Data excerpts:
═══

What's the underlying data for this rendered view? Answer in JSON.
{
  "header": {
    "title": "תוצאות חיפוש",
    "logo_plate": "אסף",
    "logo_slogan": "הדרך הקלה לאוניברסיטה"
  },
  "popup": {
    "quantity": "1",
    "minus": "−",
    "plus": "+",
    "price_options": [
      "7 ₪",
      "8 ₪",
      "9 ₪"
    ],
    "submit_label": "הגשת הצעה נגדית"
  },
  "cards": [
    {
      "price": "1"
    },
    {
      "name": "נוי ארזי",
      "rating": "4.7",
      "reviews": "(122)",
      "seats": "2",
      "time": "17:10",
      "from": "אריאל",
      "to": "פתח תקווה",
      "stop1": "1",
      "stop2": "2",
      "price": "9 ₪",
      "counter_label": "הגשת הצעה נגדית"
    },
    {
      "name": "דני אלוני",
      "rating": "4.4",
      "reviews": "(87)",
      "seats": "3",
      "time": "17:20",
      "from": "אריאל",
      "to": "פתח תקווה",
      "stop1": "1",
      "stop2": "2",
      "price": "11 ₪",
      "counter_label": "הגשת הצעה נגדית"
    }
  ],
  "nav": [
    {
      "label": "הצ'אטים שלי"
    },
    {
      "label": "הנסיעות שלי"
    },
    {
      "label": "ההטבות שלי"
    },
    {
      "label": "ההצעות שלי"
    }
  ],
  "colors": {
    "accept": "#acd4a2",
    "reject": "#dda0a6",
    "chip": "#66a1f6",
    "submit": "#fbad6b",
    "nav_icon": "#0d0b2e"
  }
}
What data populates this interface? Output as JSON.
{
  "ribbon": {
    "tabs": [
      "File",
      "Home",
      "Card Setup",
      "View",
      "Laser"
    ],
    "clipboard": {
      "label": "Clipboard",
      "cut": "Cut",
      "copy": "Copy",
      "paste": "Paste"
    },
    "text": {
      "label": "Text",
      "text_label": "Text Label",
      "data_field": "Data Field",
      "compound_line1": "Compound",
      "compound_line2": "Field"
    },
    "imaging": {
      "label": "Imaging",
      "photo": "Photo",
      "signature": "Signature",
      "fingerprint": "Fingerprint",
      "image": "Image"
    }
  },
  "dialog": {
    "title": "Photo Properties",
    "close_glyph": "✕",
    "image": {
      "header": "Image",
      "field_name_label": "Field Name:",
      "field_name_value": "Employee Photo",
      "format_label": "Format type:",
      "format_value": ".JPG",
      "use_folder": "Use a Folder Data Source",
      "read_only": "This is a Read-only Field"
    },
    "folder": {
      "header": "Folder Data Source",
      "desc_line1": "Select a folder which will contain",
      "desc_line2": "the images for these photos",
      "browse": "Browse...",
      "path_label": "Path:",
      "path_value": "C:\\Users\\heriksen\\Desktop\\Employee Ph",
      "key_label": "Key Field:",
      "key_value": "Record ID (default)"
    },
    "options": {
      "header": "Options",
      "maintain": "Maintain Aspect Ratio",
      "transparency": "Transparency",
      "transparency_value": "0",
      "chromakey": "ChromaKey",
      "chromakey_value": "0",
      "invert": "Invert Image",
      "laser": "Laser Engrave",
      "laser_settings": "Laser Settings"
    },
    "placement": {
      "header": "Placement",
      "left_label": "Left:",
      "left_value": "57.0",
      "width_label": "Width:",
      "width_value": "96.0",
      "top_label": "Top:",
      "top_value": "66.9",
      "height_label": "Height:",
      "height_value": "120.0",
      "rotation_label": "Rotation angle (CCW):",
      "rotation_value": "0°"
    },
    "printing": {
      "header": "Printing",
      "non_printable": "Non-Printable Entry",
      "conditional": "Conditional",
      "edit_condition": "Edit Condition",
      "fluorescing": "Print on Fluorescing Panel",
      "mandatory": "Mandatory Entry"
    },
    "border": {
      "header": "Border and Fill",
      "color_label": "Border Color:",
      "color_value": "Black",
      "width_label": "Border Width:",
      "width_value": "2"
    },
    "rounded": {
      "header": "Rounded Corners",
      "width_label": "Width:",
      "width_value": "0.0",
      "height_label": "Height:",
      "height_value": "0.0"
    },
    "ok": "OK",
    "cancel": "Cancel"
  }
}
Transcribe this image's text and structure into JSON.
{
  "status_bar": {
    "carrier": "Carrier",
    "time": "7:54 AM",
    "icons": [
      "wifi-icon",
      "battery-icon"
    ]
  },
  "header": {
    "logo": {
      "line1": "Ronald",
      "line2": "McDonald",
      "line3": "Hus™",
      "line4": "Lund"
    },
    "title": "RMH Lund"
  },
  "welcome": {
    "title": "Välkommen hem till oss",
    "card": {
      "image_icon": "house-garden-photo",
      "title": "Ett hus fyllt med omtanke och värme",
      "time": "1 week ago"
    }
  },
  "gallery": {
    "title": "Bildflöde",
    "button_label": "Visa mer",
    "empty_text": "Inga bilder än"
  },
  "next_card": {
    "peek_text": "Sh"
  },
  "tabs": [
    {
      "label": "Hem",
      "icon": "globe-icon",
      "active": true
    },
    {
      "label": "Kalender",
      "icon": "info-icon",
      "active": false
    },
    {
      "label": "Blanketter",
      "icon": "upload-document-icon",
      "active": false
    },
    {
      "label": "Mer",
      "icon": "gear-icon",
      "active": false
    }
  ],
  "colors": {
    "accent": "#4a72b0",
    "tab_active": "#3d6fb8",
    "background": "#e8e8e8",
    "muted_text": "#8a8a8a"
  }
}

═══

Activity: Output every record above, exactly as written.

Completed task:
What's the underlying data for this rendered view? Answer in JSON.
{
  "header": {
    "title": "תוצאות חיפוש",
    "logo_plate": "אסף",
    "logo_slogan": "הדרך הקלה לאוניברסיטה"
  },
  "popup": {
    "quantity": "1",
    "minus": "−",
    "plus": "+",
    "price_options": [
      "7 ₪",
      "8 ₪",
      "9 ₪"
    ],
    "submit_label": "הגשת הצעה נגדית"
  },
  "cards": [
    {
      "price": "1"
    },
    {
      "name": "נוי ארזי",
      "rating": "4.7",
      "reviews": "(122)",
      "seats": "2",
      "time": "17:10",
      "from": "אריאל",
      "to": "פתח תקווה",
      "stop1": "1",
      "stop2": "2",
      "price": "9 ₪",
      "counter_label": "הגשת הצעה נגדית"
    },
    {
      "name": "דני אלוני",
      "rating": "4.4",
      "reviews": "(87)",
      "seats": "3",
      "time": "17:20",
      "from": "אריאל",
      "to": "פתח תקווה",
      "stop1": "1",
      "stop2": "2",
      "price": "11 ₪",
      "counter_label": "הגשת הצעה נגדית"
    }
  ],
  "nav": [
    {
      "label": "הצ'אטים שלי"
    },
    {
      "label": "הנסיעות שלי"
    },
    {
      "label": "ההטבות שלי"
    },
    {
      "label": "ההצעות שלי"
    }
  ],
  "colors": {
    "accept": "#acd4a2",
    "reject": "#dda0a6",
    "chip": "#66a1f6",
    "submit": "#fbad6b",
    "nav_icon": "#0d0b2e"
  }
}
What data populates this interface? Output as JSON.
{
  "ribbon": {
    "tabs": [
      "File",
      "Home",
      "Card Setup",
      "View",
      "Laser"
    ],
    "clipboard": {
      "label": "Clipboard",
      "cut": "Cut",
      "copy": "Copy",
      "paste": "Paste"
    },
    "text": {
      "label": "Text",
      "text_label": "Text Label",
      "data_field": "Data Field",
      "compound_line1": "Compound",
      "compound_line2": "Field"
    },
    "imaging": {
      "label": "Imaging",
      "photo": "Photo",
      "signature": "Signature",
      "fingerprint": "Fingerprint",
      "image": "Image"
    }
  },
  "dialog": {
    "title": "Photo Properties",
    "close_glyph": "✕",
    "image": {
      "header": "Image",
      "field_name_label": "Field Name:",
      "field_name_value": "Employee Photo",
      "format_label": "Format type:",
      "format_value": ".JPG",
      "use_folder": "Use a Folder Data Source",
      "read_only": "This is a Read-only Field"
    },
    "folder": {
      "header": "Folder Data Source",
      "desc_line1": "Select a folder which will contain",
      "desc_line2": "the images for these photos",
      "browse": "Browse...",
      "path_label": "Path:",
      "path_value": "C:\\Users\\heriksen\\Desktop\\Employee Ph",
      "key_label": "Key Field:",
      "key_value": "Record ID (default)"
    },
    "options": {
      "header": "Options",
      "maintain": "Maintain Aspect Ratio",
      "transparency": "Transparency",
      "transparency_value": "0",
      "chromakey": "ChromaKey",
      "chromakey_value": "0",
      "invert": "Invert Image",
      "laser": "Laser Engrave",
      "laser_settings": "Laser Settings"
    },
    "placement": {
      "header": "Placement",
      "left_label": "Left:",
      "left_value": "57.0",
      "width_label": "Width:",
      "width_value": "96.0",
      "top_label": "Top:",
      "top_value": "66.9",
      "height_label": "Height:",
      "height_value": "120.0",
      "rotation_label": "Rotation angle (CCW):",
      "rotation_value": "0°"
    },
    "printing": {
      "header": "Printing",
      "non_printable": "Non-Printable Entry",
      "conditional": "Conditional",
      "edit_condition": "Edit Condition",
      "fluorescing": "Print on Fluorescing Panel",
      "mandatory": "Mandatory Entry"
    },
    "border": {
      "header": "Border and Fill",
      "color_label": "Border Color:",
      "color_value": "Black",
      "width_label": "Border Width:",
      "width_value": "2"
    },
    "rounded": {
      "header": "Rounded Corners",
      "width_label": "Width:",
      "width_value": "0.0",
      "height_label": "Height:",
      "height_value": "0.0"
    },
    "ok": "OK",
    "cancel": "Cancel"
  }
}
Transcribe this image's text and structure into JSON.
{
  "status_bar": {
    "carrier": "Carrier",
    "time": "7:54 AM",
    "icons": [
      "wifi-icon",
      "battery-icon"
    ]
  },
  "header": {
    "logo": {
      "line1": "Ronald",
      "line2": "McDonald",
      "line3": "Hus™",
      "line4": "Lund"
    },
    "title": "RMH Lund"
  },
  "welcome": {
    "title": "Välkommen hem till oss",
    "card": {
      "image_icon": "house-garden-photo",
      "title": "Ett hus fyllt med omtanke och värme",
      "time": "1 week ago"
    }
  },
  "gallery": {
    "title": "Bildflöde",
    "button_label": "Visa mer",
    "empty_text": "Inga bilder än"
  },
  "next_card": {
    "peek_text": "Sh"
  },
  "tabs": [
    {
      "label": "Hem",
      "icon": "globe-icon",
      "active": true
    },
    {
      "label": "Kalender",
      "icon": "info-icon",
      "active": false
    },
    {
      "label": "Blanketter",
      "icon": "upload-document-icon",
      "active": false
    },
    {
      "label": "Mer",
      "icon": "gear-icon",
      "active": false
    }
  ],
  "colors": {
    "accent": "#4a72b0",
    "tab_active": "#3d6fb8",
    "background": "#e8e8e8",
    "muted_text": "#8a8a8a"
  }
}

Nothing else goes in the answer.